    NARRATIVE OVERVIEW: Ive been teaching for nearly ten years and have decided to try the popular idea of flipping in my class. The basic idea behind flipping is that lectures become homework, while class time is used for collaborative student work, experiential exercises, debate and lab work. Videos and other e-learning materials are used extensively during home time to deliver learning content, while class-time becomes open to experimentation and collaboration. Ive read about flipping and realize its not a fully-fledged pedagogical approach, but a philosophy meant to be used flexibly and fluidly alongside all the tools I have gathered during my career.

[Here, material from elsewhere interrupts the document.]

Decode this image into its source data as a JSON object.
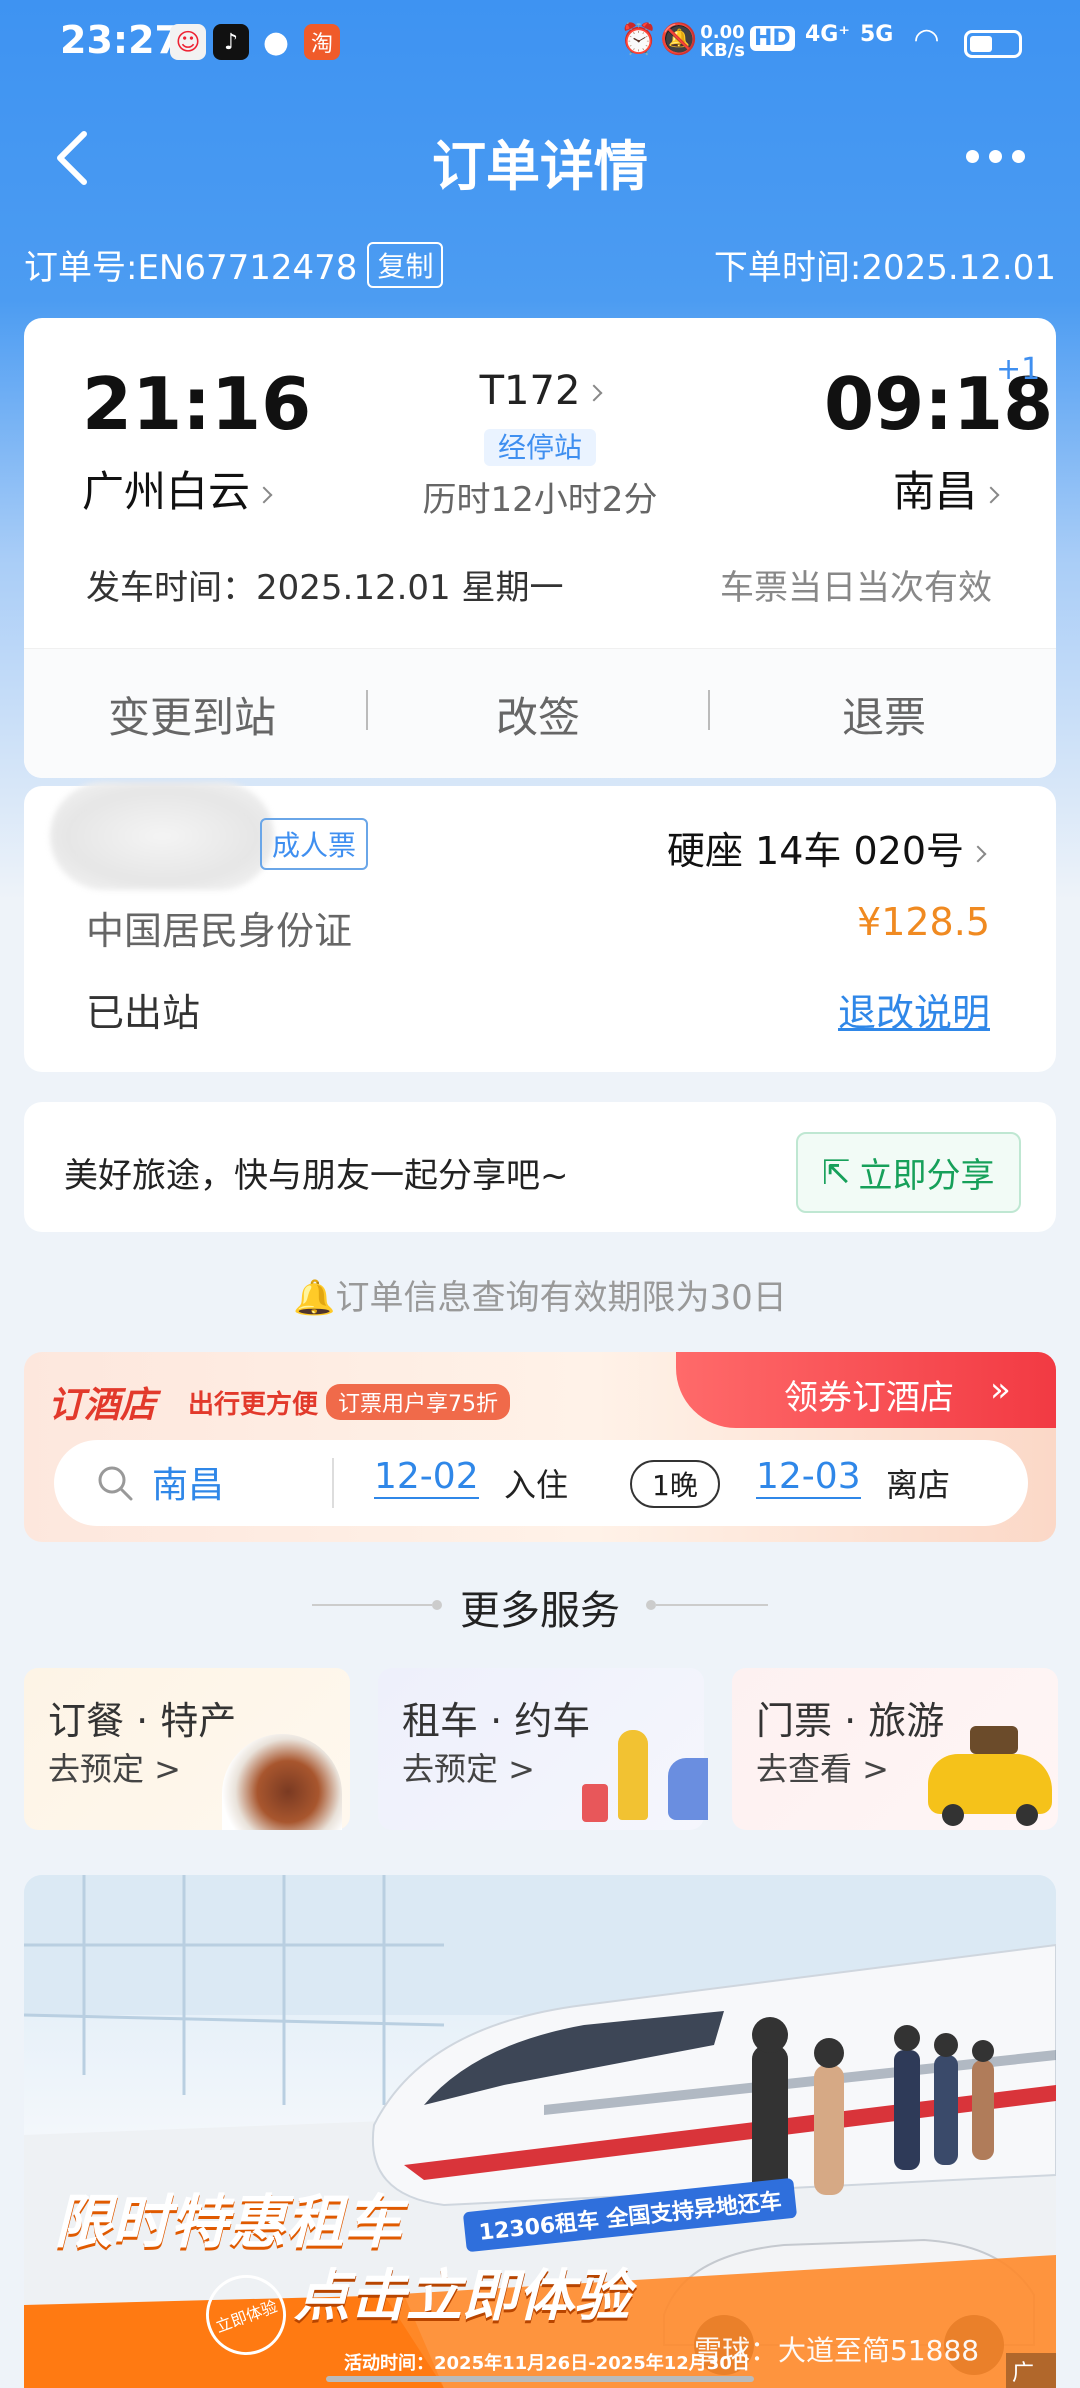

Ive read how flipping can positively impact student learning regardless of the subject or the type of classroom.

    It is important to me that the additional classroom time gained through flipping is used as effectively as possible, and that the resources students use in their own time are of the highest possible quality and appropriate to their current levels of knowledge. A content library that is integrated with online videos checked for quality and accessibility seems the best way to ensure success. My colleagues and I have developed teaching resources, videos and online activities over the years, and Ive also kept the best revision materials developed by students at the school. Now its time to put this rich repository of content to good use in a structured approach, filling any gaps with high-quality resources available for free over the internet.

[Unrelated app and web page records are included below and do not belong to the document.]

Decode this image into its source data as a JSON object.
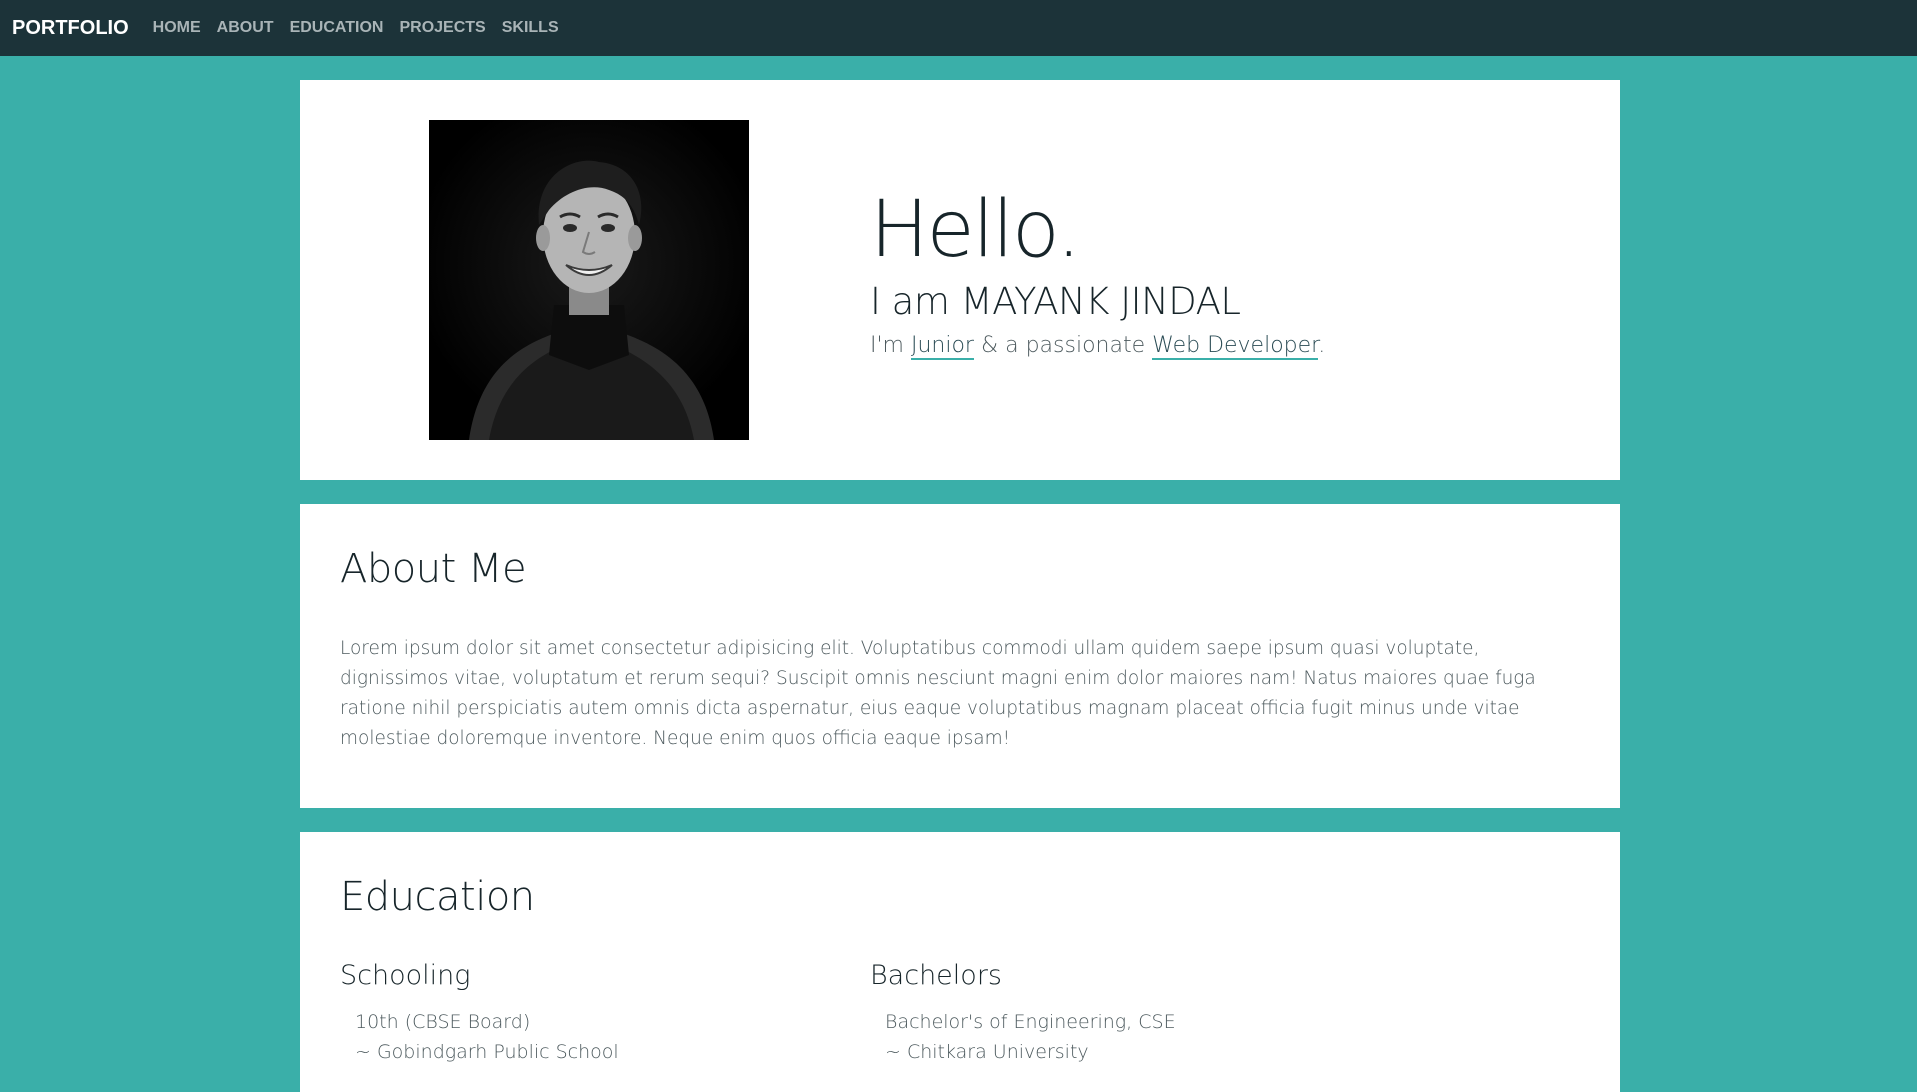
{
  "nav": {
    "brand": "PORTFOLIO",
    "links": [
      "HOME",
      "ABOUT",
      "EDUCATION",
      "PROJECTS",
      "SKILLS"
    ]
  },
  "hero": {
    "greeting": "Hello.",
    "intro": "I am MAYANK JINDAL",
    "tagline_prefix": "I'm ",
    "tagline_highlight_1": "Junior",
    "tagline_middle": " & a passionate ",
    "tagline_highlight_2": "Web Developer",
    "tagline_suffix": "."
  },
  "about": {
    "title": "About Me",
    "body": "Lorem ipsum dolor sit amet consectetur adipisicing elit. Voluptatibus commodi ullam quidem saepe ipsum quasi voluptate, dignissimos vitae, voluptatum et rerum sequi? Suscipit omnis nesciunt magni enim dolor maiores nam! Natus maiores quae fuga ratione nihil perspiciatis autem omnis dicta aspernatur, eius eaque voluptatibus magnam placeat officia fugit minus unde vitae molestiae doloremque inventore. Neque enim quos officia eaque ipsam!"
  },
  "education": {
    "title": "Education",
    "schooling": {
      "heading": "Schooling",
      "line1": "10th (CBSE Board)",
      "line2": "~ Gobindgarh Public School"
    },
    "bachelors": {
      "heading": "Bachelors",
      "line1": "Bachelor's of Engineering, CSE",
      "line2": "~ Chitkara University"
    }
  },
  "colors": {
    "background": "#3aafa9",
    "navbar": "#1c3339",
    "card": "#ffffff",
    "accent": "#3aafa9"
  }
}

    I look within the curriculum to identify topics that lend themselves well to flipping, like those that dont require significant initial student-teacher interaction and that have high-quality resources for the at-home instructional element. I also ensure that students understand the purpose and format of flipping. I support students who lack access to resources at home to find other times and locations to view the materials. I also take advantage of a new school scheme that provides students with notebooks, to help ensure access for students and encourage them to complete their home tasks.

    After the first weeks of flipping, some initial challenges arise. I realize that class time requires a different, but just as rigorous, form of planning, and that collaborative activities and project work come with their own issues to be addressed separately. However, after some initial adjustments, the benefits become evident, as the classroom becomes a place for more effective learning activitie